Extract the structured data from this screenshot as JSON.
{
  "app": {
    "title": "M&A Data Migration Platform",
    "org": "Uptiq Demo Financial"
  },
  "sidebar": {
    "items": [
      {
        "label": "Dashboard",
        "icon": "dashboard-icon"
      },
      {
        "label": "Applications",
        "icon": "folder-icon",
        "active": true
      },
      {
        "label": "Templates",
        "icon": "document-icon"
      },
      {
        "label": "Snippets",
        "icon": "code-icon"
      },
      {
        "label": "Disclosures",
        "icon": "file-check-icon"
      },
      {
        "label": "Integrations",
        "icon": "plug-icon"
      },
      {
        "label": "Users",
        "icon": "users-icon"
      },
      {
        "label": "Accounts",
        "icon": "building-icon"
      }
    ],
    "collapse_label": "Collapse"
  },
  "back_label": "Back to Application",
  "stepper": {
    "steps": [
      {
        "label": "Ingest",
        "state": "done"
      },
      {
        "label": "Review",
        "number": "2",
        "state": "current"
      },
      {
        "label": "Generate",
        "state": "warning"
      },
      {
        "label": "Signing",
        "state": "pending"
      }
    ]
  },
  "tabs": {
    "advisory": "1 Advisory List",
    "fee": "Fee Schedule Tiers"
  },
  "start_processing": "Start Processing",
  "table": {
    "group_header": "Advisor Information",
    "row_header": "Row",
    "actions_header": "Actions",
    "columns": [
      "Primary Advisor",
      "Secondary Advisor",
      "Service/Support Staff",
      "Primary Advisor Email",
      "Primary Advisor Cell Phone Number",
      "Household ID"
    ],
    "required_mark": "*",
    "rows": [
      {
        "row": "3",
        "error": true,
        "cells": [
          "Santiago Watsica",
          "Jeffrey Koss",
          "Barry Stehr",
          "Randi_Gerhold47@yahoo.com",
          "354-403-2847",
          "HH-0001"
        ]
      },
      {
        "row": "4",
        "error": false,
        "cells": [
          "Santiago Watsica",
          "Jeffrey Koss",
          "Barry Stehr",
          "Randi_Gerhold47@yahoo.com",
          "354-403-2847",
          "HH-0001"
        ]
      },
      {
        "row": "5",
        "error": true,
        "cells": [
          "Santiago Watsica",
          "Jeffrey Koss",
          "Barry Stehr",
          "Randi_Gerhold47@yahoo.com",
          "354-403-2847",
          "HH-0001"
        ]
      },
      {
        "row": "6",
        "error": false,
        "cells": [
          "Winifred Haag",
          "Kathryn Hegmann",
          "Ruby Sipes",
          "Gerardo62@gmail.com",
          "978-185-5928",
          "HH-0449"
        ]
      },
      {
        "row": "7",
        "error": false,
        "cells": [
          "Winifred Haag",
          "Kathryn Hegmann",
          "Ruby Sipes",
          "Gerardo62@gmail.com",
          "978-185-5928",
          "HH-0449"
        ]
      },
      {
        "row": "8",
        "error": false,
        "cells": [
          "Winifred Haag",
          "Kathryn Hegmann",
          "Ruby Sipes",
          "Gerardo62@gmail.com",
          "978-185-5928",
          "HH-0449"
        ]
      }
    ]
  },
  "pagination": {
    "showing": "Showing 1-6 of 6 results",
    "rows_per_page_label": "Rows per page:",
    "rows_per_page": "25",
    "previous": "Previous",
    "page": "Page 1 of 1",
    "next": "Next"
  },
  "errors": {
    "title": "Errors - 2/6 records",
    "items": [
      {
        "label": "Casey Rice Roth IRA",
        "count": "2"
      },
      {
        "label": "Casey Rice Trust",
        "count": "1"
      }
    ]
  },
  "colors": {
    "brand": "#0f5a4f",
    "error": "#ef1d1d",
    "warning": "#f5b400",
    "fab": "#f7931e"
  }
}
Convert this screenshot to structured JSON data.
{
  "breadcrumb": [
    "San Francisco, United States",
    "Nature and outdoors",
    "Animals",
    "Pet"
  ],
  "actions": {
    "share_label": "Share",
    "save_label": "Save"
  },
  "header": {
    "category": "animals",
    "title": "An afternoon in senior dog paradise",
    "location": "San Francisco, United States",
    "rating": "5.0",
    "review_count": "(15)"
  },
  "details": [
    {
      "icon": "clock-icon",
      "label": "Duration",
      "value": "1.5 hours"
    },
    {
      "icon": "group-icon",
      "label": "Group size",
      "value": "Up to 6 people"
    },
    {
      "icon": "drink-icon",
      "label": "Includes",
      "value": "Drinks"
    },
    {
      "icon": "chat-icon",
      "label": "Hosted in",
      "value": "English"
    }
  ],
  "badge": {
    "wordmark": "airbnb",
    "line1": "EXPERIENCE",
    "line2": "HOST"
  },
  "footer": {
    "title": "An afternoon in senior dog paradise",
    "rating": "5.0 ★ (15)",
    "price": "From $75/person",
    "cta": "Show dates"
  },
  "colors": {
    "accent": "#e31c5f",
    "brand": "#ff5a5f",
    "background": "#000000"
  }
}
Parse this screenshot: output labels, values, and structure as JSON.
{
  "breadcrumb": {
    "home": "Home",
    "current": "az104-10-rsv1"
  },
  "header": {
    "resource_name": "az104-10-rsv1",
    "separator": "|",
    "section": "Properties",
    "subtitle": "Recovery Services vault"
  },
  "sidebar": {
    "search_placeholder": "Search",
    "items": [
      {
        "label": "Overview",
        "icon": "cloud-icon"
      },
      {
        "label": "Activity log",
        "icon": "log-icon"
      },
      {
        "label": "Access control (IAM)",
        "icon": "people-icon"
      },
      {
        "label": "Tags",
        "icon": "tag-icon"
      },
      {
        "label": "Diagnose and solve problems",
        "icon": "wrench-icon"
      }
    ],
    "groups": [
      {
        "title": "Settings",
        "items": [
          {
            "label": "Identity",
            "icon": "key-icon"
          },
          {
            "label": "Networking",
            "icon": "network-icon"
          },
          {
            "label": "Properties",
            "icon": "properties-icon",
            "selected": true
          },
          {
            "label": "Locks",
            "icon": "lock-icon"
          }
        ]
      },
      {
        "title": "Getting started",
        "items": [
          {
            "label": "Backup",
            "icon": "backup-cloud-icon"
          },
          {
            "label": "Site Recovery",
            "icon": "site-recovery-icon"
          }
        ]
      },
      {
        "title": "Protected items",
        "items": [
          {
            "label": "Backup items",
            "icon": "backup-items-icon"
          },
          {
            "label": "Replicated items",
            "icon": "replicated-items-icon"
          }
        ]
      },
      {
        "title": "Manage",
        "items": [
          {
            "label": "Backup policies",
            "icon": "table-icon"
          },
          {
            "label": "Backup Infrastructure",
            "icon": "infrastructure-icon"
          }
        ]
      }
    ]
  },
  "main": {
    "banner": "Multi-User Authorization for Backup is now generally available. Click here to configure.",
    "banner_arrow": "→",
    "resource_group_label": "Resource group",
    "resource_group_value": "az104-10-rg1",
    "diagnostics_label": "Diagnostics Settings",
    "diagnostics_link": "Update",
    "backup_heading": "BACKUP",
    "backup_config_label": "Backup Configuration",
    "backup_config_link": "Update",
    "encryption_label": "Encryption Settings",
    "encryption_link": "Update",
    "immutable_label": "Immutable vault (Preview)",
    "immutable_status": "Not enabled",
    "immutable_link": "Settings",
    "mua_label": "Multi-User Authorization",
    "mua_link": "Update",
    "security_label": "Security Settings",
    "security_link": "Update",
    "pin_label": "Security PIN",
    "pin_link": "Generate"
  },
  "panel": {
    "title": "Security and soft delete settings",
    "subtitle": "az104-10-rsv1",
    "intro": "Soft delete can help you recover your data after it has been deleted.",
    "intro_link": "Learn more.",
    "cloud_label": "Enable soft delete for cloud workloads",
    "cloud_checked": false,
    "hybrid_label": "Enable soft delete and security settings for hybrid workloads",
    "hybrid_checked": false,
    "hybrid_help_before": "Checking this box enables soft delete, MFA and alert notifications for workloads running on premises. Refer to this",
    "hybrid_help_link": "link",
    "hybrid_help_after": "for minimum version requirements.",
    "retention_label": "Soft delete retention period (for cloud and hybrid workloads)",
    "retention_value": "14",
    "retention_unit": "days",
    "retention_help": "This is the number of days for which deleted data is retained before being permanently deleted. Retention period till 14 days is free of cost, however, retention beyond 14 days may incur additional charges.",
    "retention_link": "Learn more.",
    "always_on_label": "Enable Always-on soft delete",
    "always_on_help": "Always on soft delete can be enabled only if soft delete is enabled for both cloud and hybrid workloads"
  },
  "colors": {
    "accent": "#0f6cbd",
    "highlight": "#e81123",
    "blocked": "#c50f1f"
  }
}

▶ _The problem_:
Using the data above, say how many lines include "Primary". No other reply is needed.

▶ _Written answer_:
3